The true sign of the health of a program is depth. Enter Darqueze Dennard. A true freshman cornerback from Dry Branch, Ga., his number was called to start in his first career game Saturday, and the Spartan defense didn't miss a beat.
"That was his first start - that is a puppy out there playing field corner in a Big Ten football game," said defensive coordinator Pat Narduzzi. "He was in there in the Big Ten Conference lining up against Big Ten receivers playing football. We have got ourselves another corner we know for sure."
On this particular pass play, however, Dennard and teammate Trenton Robinson had run into each other, leaving Jenkins open to catch the ball and carve up yardage as he raced toward the goal line. Dennard sprinted down the field, eager to make something happen after his miscue. He caught up to Jenkins at the MSU 20-yard line, lowered his arm with ferocity toward the ball, and stripped it free. The ball bounced on the turf a few yards ahead of Dennard, and he pounced on it.

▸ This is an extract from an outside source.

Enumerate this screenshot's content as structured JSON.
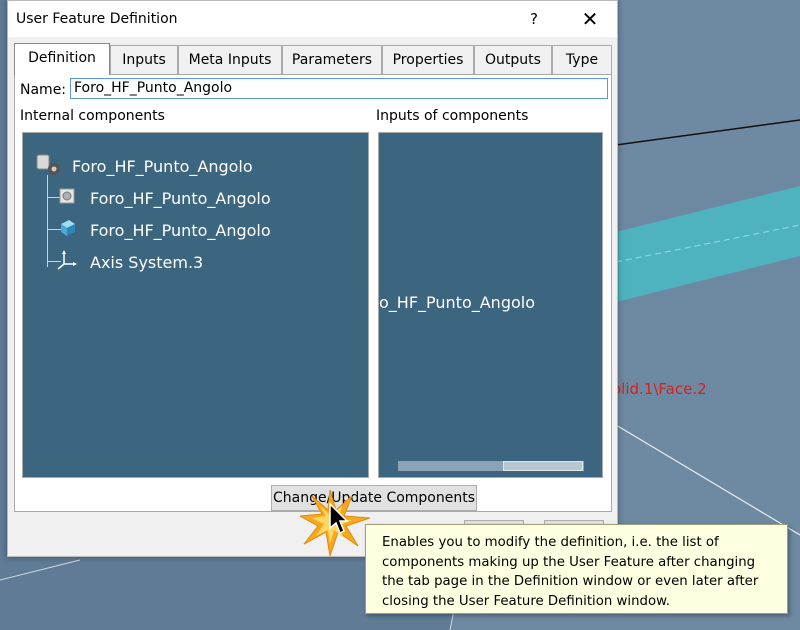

"I was just trying to make a play and make sure he didn't score, and I knocked the ball out," said Dennard, who also had five tackles, including one for a loss. "I was anxious since Monday when they told me I was going to play. It feels good to be a part of this great defense."
Instead of Illinois potentially tying the game, the game was flipped. MSU took advantage, driving 68 yards for another Conroy field goal to make it 16-6. With the team facing another test of adversity at halftime, the third quarter belonged to the Spartans, as they outscored the Illini 13-0 to take control of the game.

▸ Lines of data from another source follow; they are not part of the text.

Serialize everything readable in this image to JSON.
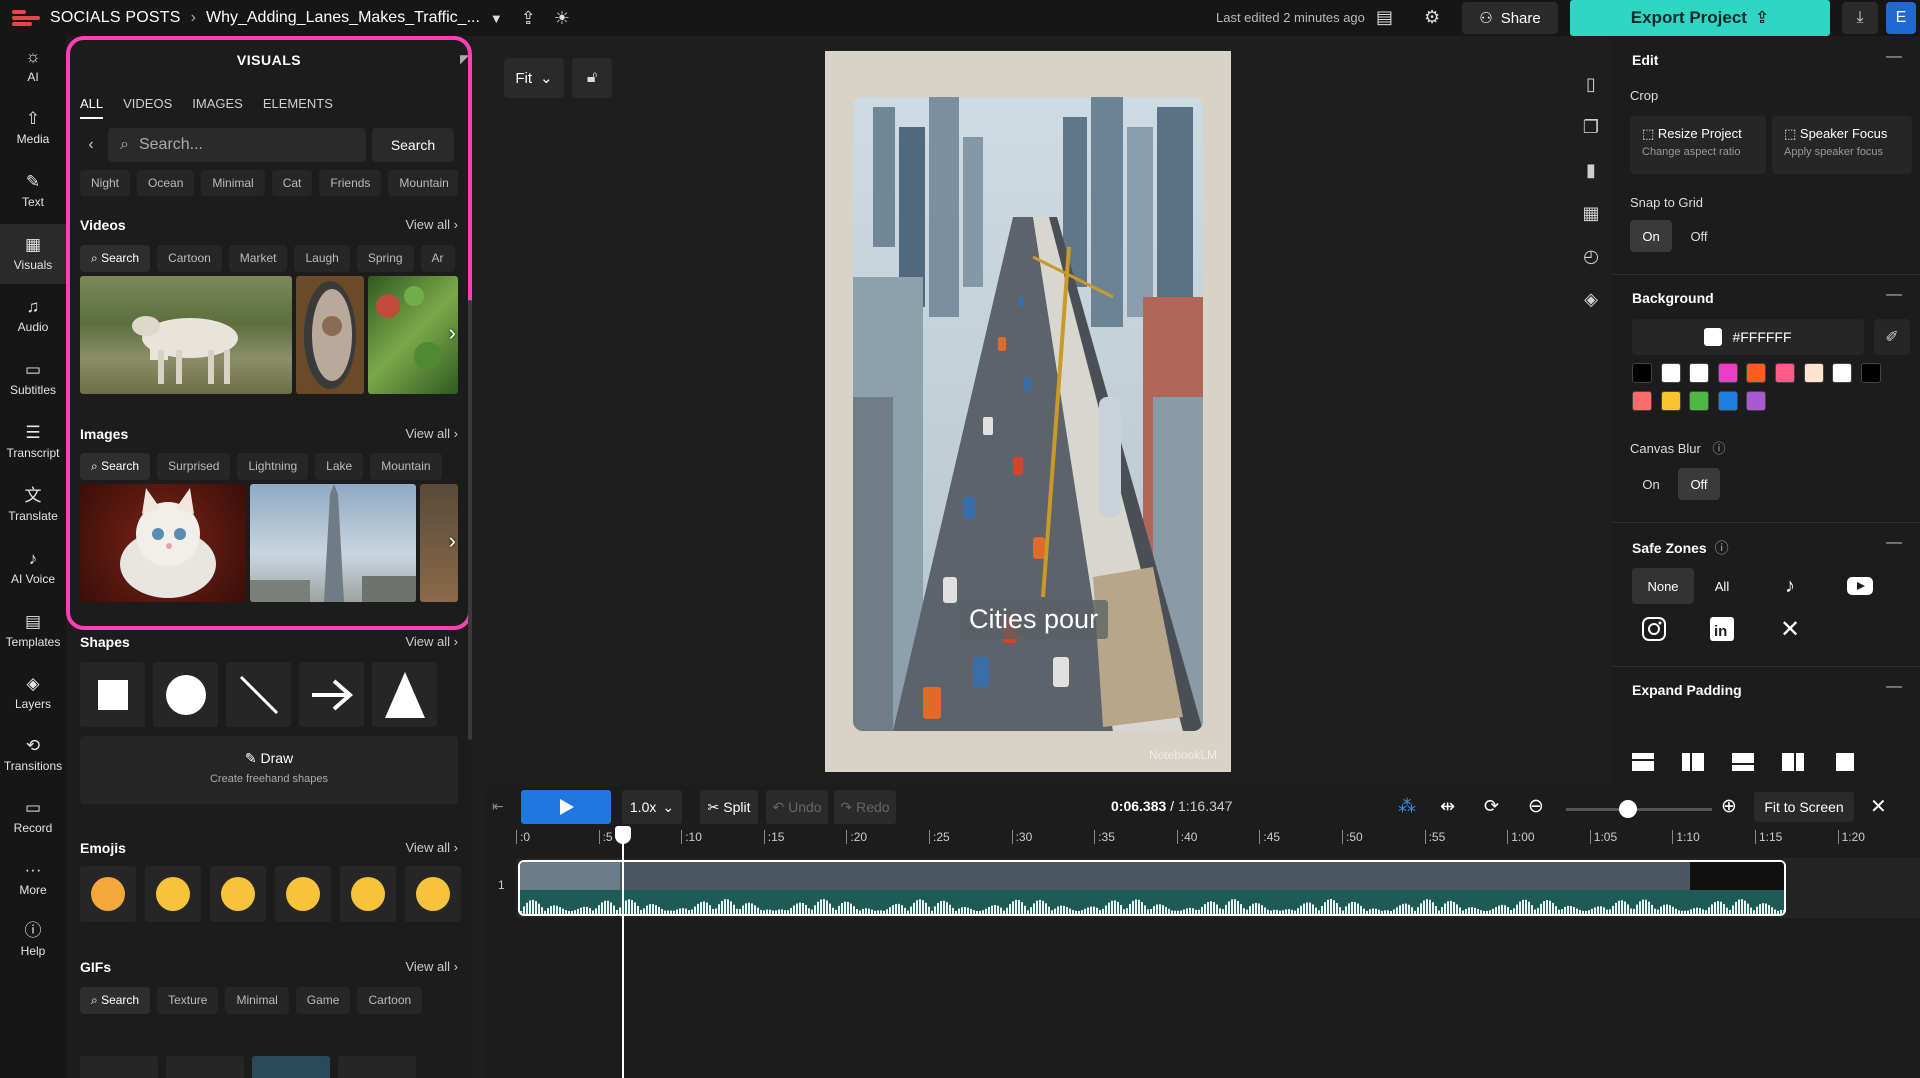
{
  "topbar": {
    "breadcrumb": "SOCIALS POSTS",
    "project_name": "Why_Adding_Lanes_Makes_Traffic_...",
    "last_edited": "Last edited 2 minutes ago",
    "share_label": "Share",
    "export_label": "Export Project",
    "avatar_letter": "E"
  },
  "leftnav": {
    "items": [
      {
        "label": "AI",
        "icon": "sparkle-icon"
      },
      {
        "label": "Media",
        "icon": "upload-icon"
      },
      {
        "label": "Text",
        "icon": "text-icon"
      },
      {
        "label": "Visuals",
        "icon": "visuals-icon"
      },
      {
        "label": "Audio",
        "icon": "music-icon"
      },
      {
        "label": "Subtitles",
        "icon": "subtitles-icon"
      },
      {
        "label": "Transcript",
        "icon": "transcript-icon"
      },
      {
        "label": "Translate",
        "icon": "translate-icon"
      },
      {
        "label": "AI Voice",
        "icon": "microphone-icon"
      },
      {
        "label": "Templates",
        "icon": "templates-icon"
      },
      {
        "label": "Layers",
        "icon": "layers-icon"
      },
      {
        "label": "Transitions",
        "icon": "transitions-icon"
      },
      {
        "label": "Record",
        "icon": "record-icon"
      },
      {
        "label": "More",
        "icon": "more-icon"
      },
      {
        "label": "Help",
        "icon": "help-icon"
      }
    ]
  },
  "visuals": {
    "title": "VISUALS",
    "tabs": [
      "ALL",
      "VIDEOS",
      "IMAGES",
      "ELEMENTS"
    ],
    "search_placeholder": "Search...",
    "search_button": "Search",
    "chips": [
      "Night",
      "Ocean",
      "Minimal",
      "Cat",
      "Friends",
      "Mountain"
    ],
    "view_all": "View all",
    "videos": {
      "title": "Videos",
      "chips": [
        "Search",
        "Cartoon",
        "Market",
        "Laugh",
        "Spring",
        "Ar"
      ]
    },
    "images": {
      "title": "Images",
      "chips": [
        "Search",
        "Surprised",
        "Lightning",
        "Lake",
        "Mountain"
      ]
    },
    "shapes": {
      "title": "Shapes",
      "draw_label": "Draw",
      "draw_sub": "Create freehand shapes"
    },
    "emojis": {
      "title": "Emojis"
    },
    "gifs": {
      "title": "GIFs",
      "chips": [
        "Search",
        "Texture",
        "Minimal",
        "Game",
        "Cartoon",
        ""
      ]
    }
  },
  "canvas": {
    "fit_label": "Fit",
    "caption": "Cities pour",
    "watermark": "NotebookLM"
  },
  "edit_panel": {
    "edit_title": "Edit",
    "crop_label": "Crop",
    "resize_title": "Resize Project",
    "resize_sub": "Change aspect ratio",
    "speaker_title": "Speaker Focus",
    "speaker_sub": "Apply speaker focus",
    "snap_label": "Snap to Grid",
    "on": "On",
    "off": "Off",
    "background_title": "Background",
    "hex": "#FFFFFF",
    "swatches": [
      "#000000",
      "#ffffff",
      "#ffffff",
      "#e83ec8",
      "#ff5a1f",
      "#ff5a8a",
      "#ffe3cc",
      "#ffffff",
      "#000000",
      "#ff6b6b",
      "#f7c52b",
      "#4cb944",
      "#1e7ee0",
      "#a85ad1"
    ],
    "canvas_blur_label": "Canvas Blur",
    "safe_zones_title": "Safe Zones",
    "none": "None",
    "all": "All",
    "expand_padding_title": "Expand Padding"
  },
  "timeline": {
    "speed": "1.0x",
    "split": "Split",
    "undo": "Undo",
    "redo": "Redo",
    "current_time": "0:06.383",
    "total_time": "1:16.347",
    "fit_to_screen": "Fit to Screen",
    "track_number": "1",
    "ticks": [
      ":0",
      ":5",
      ":10",
      ":15",
      ":20",
      ":25",
      ":30",
      ":35",
      ":40",
      ":45",
      ":50",
      ":55",
      "1:00",
      "1:05",
      "1:10",
      "1:15",
      "1:20"
    ]
  },
  "colors": {
    "accent": "#2fd6c3",
    "highlight": "#ff3fb4",
    "play": "#1e78e0"
  }
}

"The thing I wanted to see out of our football team was maturity," said Dantonio. "When you can handle adversity and come back the second half, you show a lot of maturity in that area."
Conroy made his fourth field goal of the game early in the fourth quarter, remaining perfect for the season. His 13-for-13 start is the best ever to a Spartan season, breaking Paul Edinger's previous record of 10 straight to open a year in 1999.
Following a Robinson interception - he leads the Big Ten with nine passes defended (three interceptions, six pass break-ups) this fall - the Spartans put the game way on a 15-yard Larry Caper touchdown run.
The Spartans posted one last stand in the closing seconds of the game, keeping Illinois out of the end zone after it was first-and-goal. The game appropriately ended with a sack, a testament to the menacing defense that held the Illini without a touchdown, a first for the Spartans against a Big Ten opponent since defeating Indiana 31-3 back on Homecoming in 2003.
"That's a good football team, and without looking at the tape, to me, it is the best team we have played to date," said Illinois head coach Ron Zook. "They are a good football team, very solid. We told (our team) it was going to be a physical football game, which it was."
At 7-0 overall and 3-0 in conference play, the Spartans are gathering momentum for a Big Ten title run, attracting national attention for their perfect start. Even actor Gerard Butler, who portrayed King Leonidas in the movie "300," was on the field during pregame to lead Spartan Nation in his famous chant from the movie. Now, as the Spartans remain the Big Ten's lone undefeated team, each week becomes bigger and bigger.
"When you talk about 44 years, I was (10)," said Dantonio of the last time MSU started 7-0. "That's not a bad deal. I feel very, very happy for our players and our coaches to be able to do something that hasn't been done in a while. It gives you great satisfaction."
But as the Spartans see it, they enter next week's game against Northwestern 0-0. It's been the battle cry all season, and there's no reason to change now. Win each week, one at a time. Then add them up at the end.